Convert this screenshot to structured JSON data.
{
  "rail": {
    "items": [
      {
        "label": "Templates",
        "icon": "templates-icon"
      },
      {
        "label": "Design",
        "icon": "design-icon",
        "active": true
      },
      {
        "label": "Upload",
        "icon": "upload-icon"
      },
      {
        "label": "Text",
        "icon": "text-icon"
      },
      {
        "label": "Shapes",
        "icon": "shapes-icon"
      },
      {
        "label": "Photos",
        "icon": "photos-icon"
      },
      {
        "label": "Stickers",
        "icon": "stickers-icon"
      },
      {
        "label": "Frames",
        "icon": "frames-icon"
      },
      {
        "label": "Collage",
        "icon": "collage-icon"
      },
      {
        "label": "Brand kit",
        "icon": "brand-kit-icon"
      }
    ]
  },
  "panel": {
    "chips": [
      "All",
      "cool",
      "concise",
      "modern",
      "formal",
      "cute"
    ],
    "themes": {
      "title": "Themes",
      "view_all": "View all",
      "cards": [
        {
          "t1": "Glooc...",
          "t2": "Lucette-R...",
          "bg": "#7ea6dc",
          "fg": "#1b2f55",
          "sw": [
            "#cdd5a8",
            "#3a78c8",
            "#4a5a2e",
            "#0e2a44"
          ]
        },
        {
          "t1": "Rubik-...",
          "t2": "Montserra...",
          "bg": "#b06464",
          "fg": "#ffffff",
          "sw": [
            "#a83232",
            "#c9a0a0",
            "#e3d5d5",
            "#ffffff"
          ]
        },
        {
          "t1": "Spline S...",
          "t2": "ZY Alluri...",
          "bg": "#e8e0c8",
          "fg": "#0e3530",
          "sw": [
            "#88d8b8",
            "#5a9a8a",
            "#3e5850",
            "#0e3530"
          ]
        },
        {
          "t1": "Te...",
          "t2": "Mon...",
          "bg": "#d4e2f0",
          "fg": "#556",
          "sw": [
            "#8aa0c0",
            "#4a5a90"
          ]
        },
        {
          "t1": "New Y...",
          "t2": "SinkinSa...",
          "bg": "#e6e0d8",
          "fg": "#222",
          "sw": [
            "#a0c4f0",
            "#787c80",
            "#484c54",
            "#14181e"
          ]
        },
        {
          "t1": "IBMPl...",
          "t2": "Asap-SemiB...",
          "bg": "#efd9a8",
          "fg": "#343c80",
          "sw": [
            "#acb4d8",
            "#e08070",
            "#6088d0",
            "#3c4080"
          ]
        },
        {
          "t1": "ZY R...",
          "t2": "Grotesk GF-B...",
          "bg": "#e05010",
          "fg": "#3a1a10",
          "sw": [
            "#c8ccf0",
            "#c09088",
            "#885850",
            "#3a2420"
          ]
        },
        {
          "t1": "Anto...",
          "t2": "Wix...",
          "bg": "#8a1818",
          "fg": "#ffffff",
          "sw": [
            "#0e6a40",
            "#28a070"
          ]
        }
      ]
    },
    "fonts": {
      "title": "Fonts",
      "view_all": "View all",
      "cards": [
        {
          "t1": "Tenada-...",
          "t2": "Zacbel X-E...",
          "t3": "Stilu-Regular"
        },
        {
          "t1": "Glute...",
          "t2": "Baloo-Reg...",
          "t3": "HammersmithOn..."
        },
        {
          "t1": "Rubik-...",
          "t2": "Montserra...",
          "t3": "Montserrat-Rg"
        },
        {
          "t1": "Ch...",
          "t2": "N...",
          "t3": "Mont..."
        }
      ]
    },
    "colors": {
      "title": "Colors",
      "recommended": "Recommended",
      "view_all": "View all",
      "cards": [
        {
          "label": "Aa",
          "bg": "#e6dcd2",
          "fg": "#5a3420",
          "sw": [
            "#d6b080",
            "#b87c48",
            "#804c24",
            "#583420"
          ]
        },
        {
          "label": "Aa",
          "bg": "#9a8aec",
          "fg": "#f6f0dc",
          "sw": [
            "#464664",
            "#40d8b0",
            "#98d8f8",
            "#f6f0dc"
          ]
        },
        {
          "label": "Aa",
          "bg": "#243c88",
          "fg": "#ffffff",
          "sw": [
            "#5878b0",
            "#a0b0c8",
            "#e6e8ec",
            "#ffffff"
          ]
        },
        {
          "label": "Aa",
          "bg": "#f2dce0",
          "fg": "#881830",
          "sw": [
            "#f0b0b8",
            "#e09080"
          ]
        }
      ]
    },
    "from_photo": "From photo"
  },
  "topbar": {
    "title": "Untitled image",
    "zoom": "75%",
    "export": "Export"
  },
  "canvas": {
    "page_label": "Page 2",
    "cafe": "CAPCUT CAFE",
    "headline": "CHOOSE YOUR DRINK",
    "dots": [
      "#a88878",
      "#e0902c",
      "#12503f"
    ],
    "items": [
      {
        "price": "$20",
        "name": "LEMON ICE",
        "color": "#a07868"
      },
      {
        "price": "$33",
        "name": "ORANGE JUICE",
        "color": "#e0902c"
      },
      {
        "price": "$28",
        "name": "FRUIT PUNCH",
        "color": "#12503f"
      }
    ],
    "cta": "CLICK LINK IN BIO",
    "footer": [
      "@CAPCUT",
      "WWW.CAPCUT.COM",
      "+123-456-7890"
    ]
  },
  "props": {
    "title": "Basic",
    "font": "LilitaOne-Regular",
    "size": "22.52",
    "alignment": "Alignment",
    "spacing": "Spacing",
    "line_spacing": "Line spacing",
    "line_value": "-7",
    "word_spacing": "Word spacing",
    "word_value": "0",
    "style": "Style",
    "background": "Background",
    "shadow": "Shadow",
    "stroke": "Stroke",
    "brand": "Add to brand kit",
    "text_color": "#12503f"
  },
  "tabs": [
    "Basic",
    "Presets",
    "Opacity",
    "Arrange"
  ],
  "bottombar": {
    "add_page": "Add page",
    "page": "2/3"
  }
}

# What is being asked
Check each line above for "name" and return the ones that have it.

# Solved exercise
        "name": "LEMON ICE",
        "name": "ORANGE JUICE",
        "name": "FRUIT PUNCH",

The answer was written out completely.